You should realise that you are using a software system - free of charge - that exists thanks to the dedication of hundreds, thousands of enthousiasts. Not only from the work done by people who form the Lubuntu-team.
Architects, designers, software developers, packagers, testers, technical writers and translators, to name few groups of people, are involved in a continuous process of making each and every component better.
An operating system is like a layered cake. There are many layers of software involved, and hence many different groups of people or organisations do their thing. Hopefully what they like best and are good at. Depending on the area (the kernel, a specific OS, a specific application) some, or even perhaps many of those people get paid, others certainly don’t.
Software evolves. Every major or minor update of any software part in the whole chain may require new translations, or adaptations to existing translations.
A lot of work involved. It seems that in your case, the translations you miss have not been provided in the respective language-pack (in the case of the respective *.desktop files you’ve mentioned the translation provided by the “X-Ubuntu-Gettext-Domain”-mechanism).
You can read more about that here: UbuntuDevelopment/Internationalisation/InternationalizationPrimer/Gettext - Ubuntu Wiki
I’ve been testing it in the Spanish language on Lubuntu 22.10 with the Castillian language packs installed. Same situation here on 22.10: the translations do not show. They just may not been provided (which is unlikely since there will be many Spanish language users of Ubuntu/Lubuntu around the globe), or something else is wrong.
Since the layered-cake-ish-nes of software and responsibilities, it is maybe not the primary task of the Lubuntu team (which I am not a member of) to assure that all and every bit of needed translation is provided. “We do our best”.
First we need to find out where the error lies. Seems you’ve have done your research already, and maybe know how to use a terminal. If you’re interested, try the following:
# check if your required language-packs are indeed installed:
$ apt search language-pack | grep "\-es"
WARNING: apt does not have a stable CLI interface. Use with caution in scripts.
language-pack-es/kinetic,kinetic,now 1:22.10+20221013 all [installed]
language-pack-es-base/kinetic,kinetic,now 1:22.10+20221013 all [installed,automatic]
language-pack-gnome-es/kinetic,kinetic,now 1:22.10+20221013 all [installed
language-pack-gnome-es-base/kinetic,kinetic,now 1:22.10+20221013 all [installed,automatic]

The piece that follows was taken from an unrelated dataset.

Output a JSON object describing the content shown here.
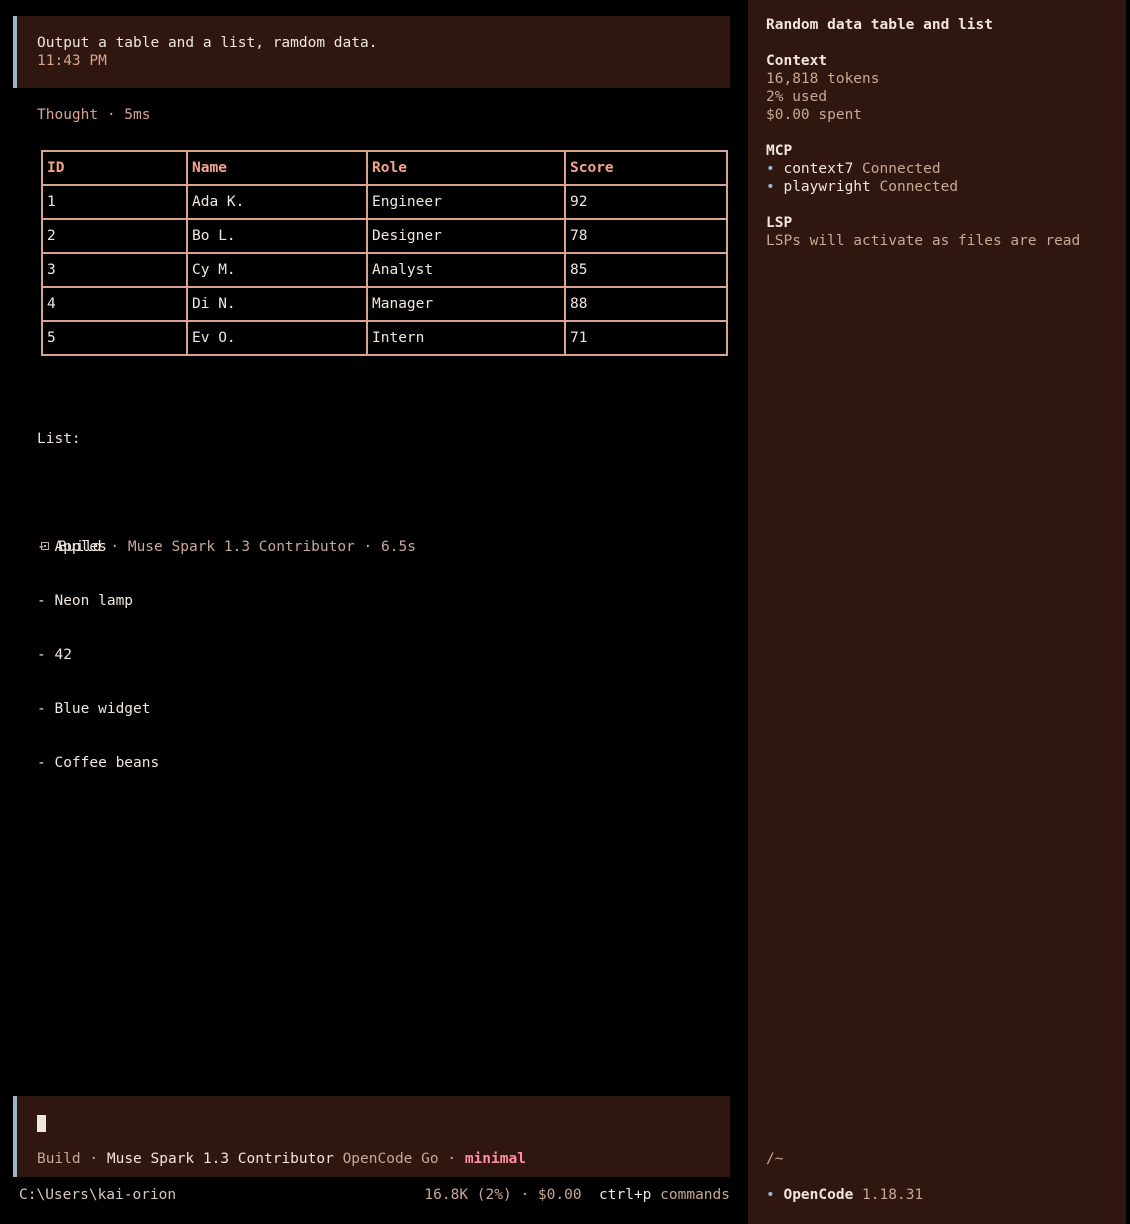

language-pack-kde-es/kinetic,kinetic,now 1:19.10.0ubuntu1 all [installed]apt search language-packs | grep "\-es"
# get a translation (available, and shown on your desktop)
$ LANGUAGE=es_ES gettext -d software-properties "Additional Drivers"

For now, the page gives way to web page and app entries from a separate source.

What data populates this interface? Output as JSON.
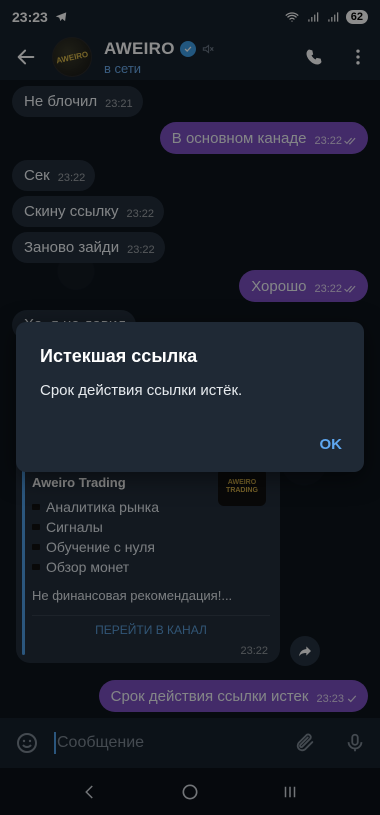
{
  "statusbar": {
    "time": "23:23",
    "battery": "62"
  },
  "header": {
    "title": "AWEIRO",
    "status": "в сети",
    "avatar_text": "AWEIRO"
  },
  "messages": [
    {
      "dir": "in",
      "text": "Не блочил",
      "time": "23:21"
    },
    {
      "dir": "out",
      "text": "В основном канаде",
      "time": "23:22",
      "read": true
    },
    {
      "dir": "in",
      "text": "Сек",
      "time": "23:22"
    },
    {
      "dir": "in",
      "text": "Скину ссылку",
      "time": "23:22"
    },
    {
      "dir": "in",
      "text": "Заново зайди",
      "time": "23:22"
    },
    {
      "dir": "out",
      "text": "Хорошо",
      "time": "23:22",
      "read": true
    },
    {
      "dir": "in",
      "text": "Ха, я не давил",
      "time": ""
    },
    {
      "dir": "out",
      "text": "Срок действия ссылки истек",
      "time": "23:23",
      "read": false
    }
  ],
  "card": {
    "brand": "Aweiro Trading",
    "thumb_line1": "AWEIRO",
    "thumb_line2": "TRADING",
    "items": [
      "Аналитика рынка",
      "Сигналы",
      "Обучение с нуля",
      "Обзор монет"
    ],
    "disclaimer": "Не финансовая рекомендация!...",
    "button": "ПЕРЕЙТИ В КАНАЛ",
    "time": "23:22"
  },
  "dialog": {
    "title": "Истекшая ссылка",
    "text": "Срок действия ссылки истёк.",
    "ok": "OK"
  },
  "composer": {
    "placeholder": "Сообщение"
  },
  "colors": {
    "accent": "#5ea7f0",
    "outgoing": "#7b4fbf",
    "incoming": "#232f3b"
  }
}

# get a translation (also available, BUT NOT shown on your desktop)
$ LANGUAGE=es_ES gettext -d system-config-printer "Printer"
The gettext application queries the various language packs for the desired translation. You can skip the “LANGUAGE=es_ES” part, since your desktop is already using Castillian. I am using American English on my desktop, and need this “trick”. This trick works only, after installing the given language packs, which I did, of course.

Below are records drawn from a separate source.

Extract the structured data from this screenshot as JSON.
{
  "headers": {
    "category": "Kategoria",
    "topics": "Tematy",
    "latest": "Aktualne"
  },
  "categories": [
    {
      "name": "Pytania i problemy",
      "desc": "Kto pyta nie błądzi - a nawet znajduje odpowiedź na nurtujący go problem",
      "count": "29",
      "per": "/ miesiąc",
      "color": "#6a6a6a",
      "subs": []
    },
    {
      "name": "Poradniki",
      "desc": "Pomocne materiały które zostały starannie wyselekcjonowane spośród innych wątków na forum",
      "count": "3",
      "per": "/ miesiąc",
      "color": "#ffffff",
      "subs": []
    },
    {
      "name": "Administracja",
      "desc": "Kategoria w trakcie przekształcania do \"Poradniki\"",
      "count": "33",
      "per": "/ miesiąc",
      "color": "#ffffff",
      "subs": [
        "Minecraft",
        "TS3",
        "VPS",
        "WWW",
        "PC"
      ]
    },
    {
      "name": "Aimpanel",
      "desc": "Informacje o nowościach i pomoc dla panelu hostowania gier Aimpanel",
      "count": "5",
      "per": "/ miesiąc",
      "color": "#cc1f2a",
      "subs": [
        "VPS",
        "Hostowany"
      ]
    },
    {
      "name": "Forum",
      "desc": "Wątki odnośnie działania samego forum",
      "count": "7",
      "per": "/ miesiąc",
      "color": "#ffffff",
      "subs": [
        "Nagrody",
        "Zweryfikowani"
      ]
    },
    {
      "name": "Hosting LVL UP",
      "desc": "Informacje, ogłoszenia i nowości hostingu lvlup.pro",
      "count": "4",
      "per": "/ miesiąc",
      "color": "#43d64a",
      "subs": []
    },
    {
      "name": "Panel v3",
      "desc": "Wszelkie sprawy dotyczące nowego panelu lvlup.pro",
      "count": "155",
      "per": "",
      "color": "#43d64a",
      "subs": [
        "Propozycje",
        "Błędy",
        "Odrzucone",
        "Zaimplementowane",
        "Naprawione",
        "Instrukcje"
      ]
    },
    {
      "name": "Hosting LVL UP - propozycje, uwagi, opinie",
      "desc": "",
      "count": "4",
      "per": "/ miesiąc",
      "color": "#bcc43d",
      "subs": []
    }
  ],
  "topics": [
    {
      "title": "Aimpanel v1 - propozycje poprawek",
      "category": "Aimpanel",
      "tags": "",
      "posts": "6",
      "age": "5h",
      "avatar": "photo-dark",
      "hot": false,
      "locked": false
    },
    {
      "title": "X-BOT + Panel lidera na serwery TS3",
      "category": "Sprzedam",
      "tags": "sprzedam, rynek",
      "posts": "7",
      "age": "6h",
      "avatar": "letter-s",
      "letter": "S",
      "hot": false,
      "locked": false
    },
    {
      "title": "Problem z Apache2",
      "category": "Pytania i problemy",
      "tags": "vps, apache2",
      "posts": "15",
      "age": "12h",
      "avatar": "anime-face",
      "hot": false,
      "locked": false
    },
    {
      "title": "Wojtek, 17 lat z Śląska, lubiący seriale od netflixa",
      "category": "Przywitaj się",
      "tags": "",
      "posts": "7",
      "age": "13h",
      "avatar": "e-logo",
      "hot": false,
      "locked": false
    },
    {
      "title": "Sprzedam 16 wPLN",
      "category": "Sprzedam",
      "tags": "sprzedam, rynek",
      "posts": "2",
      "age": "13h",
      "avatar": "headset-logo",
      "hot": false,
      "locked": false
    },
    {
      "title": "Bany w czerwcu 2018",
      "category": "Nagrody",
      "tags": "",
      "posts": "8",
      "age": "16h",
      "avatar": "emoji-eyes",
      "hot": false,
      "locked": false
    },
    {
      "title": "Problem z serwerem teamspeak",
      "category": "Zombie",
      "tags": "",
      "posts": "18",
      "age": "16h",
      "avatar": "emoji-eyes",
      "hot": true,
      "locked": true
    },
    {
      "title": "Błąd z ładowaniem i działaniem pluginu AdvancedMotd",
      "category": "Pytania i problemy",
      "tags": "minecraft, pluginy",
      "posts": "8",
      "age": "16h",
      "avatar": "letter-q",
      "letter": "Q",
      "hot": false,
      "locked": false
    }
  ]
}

The -d-part is not
hocus-pocus, but tells the gettext-application which ‘domain’ to use. It is the value of the ‘X-Ubuntu-Gettext-Domain’ qualifier, as specified in the related *.desktop file.
As far as I know the correct, and correct number of “language-packs” have been installed (at least on my system).
My conclusion is that the translation (in this particular case) is properly provided, but not used by the part of LXQt that should handle it.
To be continued.